:: THE INPUT ::
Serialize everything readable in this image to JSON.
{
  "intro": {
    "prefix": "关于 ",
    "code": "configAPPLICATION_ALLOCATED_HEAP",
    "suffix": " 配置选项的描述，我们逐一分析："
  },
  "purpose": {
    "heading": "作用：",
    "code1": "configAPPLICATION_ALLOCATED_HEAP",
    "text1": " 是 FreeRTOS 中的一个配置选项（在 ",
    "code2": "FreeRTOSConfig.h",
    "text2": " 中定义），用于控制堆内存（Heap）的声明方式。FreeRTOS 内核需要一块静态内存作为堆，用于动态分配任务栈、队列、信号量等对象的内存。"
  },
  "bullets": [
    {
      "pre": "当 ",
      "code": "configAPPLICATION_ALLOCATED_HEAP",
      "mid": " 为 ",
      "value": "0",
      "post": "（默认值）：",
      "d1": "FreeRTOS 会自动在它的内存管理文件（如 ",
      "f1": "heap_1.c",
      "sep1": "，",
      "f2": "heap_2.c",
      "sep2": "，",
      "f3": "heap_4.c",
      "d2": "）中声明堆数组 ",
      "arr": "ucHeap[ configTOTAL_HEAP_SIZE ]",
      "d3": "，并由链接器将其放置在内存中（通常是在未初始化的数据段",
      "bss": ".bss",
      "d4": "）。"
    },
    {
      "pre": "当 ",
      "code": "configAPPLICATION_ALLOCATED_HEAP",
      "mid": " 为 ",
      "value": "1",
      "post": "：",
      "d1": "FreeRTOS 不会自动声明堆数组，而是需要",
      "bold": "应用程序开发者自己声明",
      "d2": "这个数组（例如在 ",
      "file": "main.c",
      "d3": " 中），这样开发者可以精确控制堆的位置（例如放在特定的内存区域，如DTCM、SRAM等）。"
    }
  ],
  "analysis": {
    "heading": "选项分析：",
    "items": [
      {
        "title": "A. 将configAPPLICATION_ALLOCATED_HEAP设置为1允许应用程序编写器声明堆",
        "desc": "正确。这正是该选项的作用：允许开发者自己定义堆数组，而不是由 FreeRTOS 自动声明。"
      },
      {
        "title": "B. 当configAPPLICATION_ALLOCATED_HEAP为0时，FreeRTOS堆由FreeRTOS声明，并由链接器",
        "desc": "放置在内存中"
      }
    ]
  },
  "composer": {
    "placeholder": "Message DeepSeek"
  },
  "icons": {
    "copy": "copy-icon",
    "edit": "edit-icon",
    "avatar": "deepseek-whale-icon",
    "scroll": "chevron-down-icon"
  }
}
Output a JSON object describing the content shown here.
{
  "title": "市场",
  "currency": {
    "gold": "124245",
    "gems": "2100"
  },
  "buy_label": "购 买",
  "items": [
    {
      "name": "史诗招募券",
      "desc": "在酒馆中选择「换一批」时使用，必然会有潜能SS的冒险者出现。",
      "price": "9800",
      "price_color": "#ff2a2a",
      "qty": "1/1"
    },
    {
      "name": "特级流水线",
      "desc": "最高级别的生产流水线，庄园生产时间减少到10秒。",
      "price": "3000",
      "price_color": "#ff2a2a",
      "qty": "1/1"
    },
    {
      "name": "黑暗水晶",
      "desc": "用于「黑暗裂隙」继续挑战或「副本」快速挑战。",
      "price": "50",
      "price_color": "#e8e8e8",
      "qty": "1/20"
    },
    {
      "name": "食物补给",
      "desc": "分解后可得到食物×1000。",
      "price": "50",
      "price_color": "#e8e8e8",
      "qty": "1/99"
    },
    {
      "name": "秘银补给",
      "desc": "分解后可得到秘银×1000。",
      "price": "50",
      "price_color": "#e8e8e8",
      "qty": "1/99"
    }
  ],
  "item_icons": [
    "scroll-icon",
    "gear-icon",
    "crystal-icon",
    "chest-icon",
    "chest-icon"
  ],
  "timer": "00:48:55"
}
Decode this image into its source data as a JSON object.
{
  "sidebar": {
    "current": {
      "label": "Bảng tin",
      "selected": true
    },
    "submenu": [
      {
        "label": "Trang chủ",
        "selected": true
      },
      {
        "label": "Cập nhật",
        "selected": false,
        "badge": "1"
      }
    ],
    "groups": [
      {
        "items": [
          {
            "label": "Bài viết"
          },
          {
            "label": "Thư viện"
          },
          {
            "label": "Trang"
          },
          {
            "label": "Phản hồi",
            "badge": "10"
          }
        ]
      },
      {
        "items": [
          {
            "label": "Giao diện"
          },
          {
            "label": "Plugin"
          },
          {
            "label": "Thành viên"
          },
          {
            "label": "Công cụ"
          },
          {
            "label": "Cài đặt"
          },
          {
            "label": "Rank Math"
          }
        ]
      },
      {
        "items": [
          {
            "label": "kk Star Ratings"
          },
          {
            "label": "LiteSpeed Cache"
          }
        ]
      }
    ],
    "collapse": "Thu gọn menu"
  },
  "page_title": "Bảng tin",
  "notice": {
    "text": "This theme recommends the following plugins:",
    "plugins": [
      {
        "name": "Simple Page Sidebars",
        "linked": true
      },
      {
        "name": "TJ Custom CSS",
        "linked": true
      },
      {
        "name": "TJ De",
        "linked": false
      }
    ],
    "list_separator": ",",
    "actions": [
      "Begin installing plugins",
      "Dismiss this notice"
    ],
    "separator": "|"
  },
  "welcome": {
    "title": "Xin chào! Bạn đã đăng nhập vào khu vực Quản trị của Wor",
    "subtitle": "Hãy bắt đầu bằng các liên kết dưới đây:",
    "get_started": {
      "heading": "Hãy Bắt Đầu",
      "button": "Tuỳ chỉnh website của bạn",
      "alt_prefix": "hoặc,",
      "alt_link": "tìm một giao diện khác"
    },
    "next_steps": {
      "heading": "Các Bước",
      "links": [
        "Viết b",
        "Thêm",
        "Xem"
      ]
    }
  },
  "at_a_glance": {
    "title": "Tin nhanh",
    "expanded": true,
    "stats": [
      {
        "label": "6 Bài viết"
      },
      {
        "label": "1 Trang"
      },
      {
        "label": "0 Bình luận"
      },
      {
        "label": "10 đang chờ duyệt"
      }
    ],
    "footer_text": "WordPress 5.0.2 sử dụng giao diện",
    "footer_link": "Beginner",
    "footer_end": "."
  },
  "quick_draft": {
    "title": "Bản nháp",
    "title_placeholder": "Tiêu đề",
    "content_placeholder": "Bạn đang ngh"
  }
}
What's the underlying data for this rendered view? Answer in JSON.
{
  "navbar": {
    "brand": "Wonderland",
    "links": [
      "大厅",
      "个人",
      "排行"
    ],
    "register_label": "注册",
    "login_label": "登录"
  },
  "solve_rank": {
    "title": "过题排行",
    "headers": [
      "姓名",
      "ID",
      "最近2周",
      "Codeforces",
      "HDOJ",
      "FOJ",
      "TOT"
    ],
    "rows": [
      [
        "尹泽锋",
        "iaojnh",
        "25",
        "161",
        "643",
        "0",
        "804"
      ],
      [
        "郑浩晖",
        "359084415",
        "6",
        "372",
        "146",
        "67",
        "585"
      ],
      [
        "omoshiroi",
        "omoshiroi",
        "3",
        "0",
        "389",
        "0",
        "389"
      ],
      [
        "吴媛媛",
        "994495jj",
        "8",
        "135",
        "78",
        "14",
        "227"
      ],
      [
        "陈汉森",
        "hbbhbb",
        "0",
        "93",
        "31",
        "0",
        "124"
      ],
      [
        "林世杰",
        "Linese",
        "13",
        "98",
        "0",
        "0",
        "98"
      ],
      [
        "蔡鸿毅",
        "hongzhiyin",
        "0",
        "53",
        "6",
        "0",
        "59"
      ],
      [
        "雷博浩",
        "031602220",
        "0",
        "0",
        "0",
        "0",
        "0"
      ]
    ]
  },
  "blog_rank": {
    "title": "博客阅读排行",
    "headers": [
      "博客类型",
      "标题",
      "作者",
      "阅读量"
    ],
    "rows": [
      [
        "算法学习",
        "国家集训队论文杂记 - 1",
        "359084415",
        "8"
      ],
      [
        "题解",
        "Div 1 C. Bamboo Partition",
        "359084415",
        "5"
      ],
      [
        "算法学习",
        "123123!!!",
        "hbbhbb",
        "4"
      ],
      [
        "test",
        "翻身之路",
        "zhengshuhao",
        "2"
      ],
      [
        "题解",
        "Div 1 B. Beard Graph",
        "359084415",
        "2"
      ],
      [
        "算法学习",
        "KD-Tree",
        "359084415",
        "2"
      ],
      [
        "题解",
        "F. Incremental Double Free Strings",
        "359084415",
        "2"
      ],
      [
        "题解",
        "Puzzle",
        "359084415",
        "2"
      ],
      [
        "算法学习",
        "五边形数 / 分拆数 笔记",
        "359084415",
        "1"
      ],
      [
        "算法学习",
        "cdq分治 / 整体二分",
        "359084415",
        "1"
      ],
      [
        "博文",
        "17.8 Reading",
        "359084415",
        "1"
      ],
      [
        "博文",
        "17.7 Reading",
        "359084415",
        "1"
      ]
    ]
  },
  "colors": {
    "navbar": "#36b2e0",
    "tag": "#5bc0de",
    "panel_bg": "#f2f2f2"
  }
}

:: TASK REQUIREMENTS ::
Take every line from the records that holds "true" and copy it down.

:: WRITTEN SOLUTION ::
      "selected": true
        "selected": true
        "linked": true
        "linked": true
    "expanded": true,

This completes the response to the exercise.